"So please," she finished, "don't look at me with such lamentable eyes."

"Ma'am, did you not tell them our name is Schultz?"

"But so it is."

"It is not, ma'am. Our name is Neumann."

Priscilla stared astonished. "Neumann?" she said. "Nonsense, Fritzi. Why should it be Neumann? We're Schultz. I told these people we were. It's all settled."

"Settled, ma'am? I told the woman here as well as the estate agent that you are my brother's child and that we are Neumann."

Priscilla was aghast. Then she said severely, "It was your duty to ask me first. What right have you to christen me?"

"I intended to discuss it during our walk to the village this afternoon. I admit I forgot it. On the other hand I could not suppose your Grand Ducal Highness, left for a moment unprotected, would inform two strange gentlemen that our name was Schultz."

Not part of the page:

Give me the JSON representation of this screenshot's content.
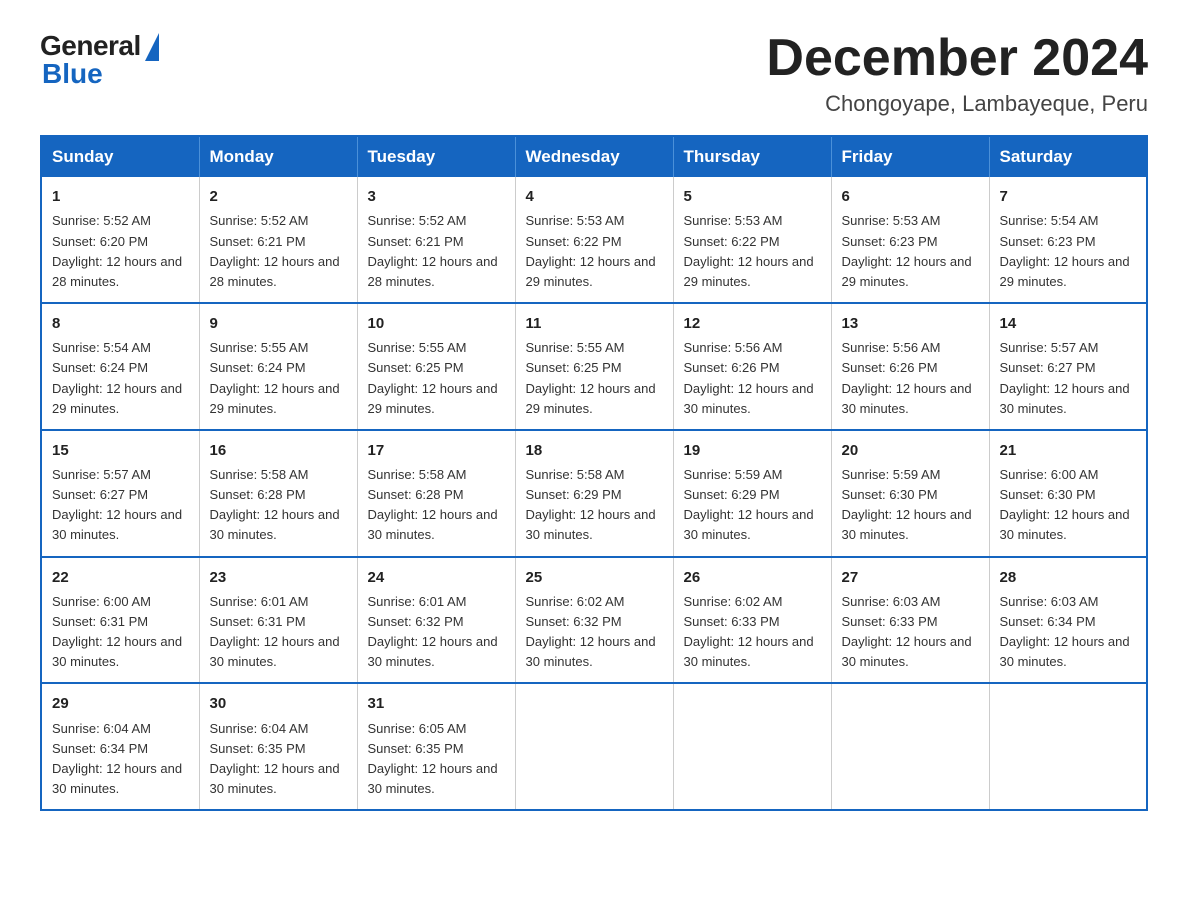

"You should certainly have asked me first," repeated Priscilla with knitted brows. "Why should I have to be Neumann?"

"I might inquire with equal reason why I should have to be Schultz," retorted Fritzing.

"But why Neumann?" persisted Priscilla, greatly upset.

"Ma'am, why not?" said Fritzing, still more upset. Then he added, "Your Grand Ducal Highness might have known that at the agent's I would be obliged to give some name."

"I didn't think any more than you did," said Priscilla stopping in front of the gate as a sign he was to open it for her. He did, and they walked through the garden and into the house in silence. Then she went into the parlour and dropped into a horsehair armchair, and leaning her head against its prickliness she sighed a doleful sigh.

"Shall I send Annalise to you, ma'am?" asked Fritzing, standing in the doorway.

"What can we do?" asked Priscilla, her eyes fixed on the tips of her shoes in earnest thought. "Come in, Fritzi, and shut the door," she added. "You don't behave a bit like an uncle." Then an idea struck her, and looking up at him with sudden gaiety she said, "Can't we have a hyphen?"

"A hyphen?"

"Yes, and be Neumann-Schultz?"

"Certainly we can," said Fritzing, his face clearing; how muddled he must be getting not to have thought of it himself! "I will cause cards to be printed at once, and we will be Neumann-Schultz. Ma'am, your woman's wit--"

"Fritzi, you're deteriorating--you never flattered me at Kunitz. Let us have tea. I invite you to tea with me. If you'll order it, I'll pour it out for you and practice being a niece."

So the evening was spent in harmony; a harmony clouded at intervals, it is true, first by Priscilla's disappointment about the cottage, then by a certain restiveness she showed before the more blatant inefficiencies of the Baker housekeeping, then by a marked and ever recurring incapacity to adapt herself to her new environment, and lastly and very heavily when Fritzing in the course of conversation let drop the fact that he had said she was Maria-Theresa. This was a very black cloud and hung about for a long while; but it too passed away ultimately in a compromise reached after much discussion that Ethel should be prefixed to Maria-Theresa; and before Priscilla went to bed it had been arranged that Fritzing should go next morning directly after a very early breakfast to Lady Shuttleworth and not leave that lady's side and house till he had secured the cottage, and the Princess for her part faithfully promised to remain within the Baker boundaries during his absence.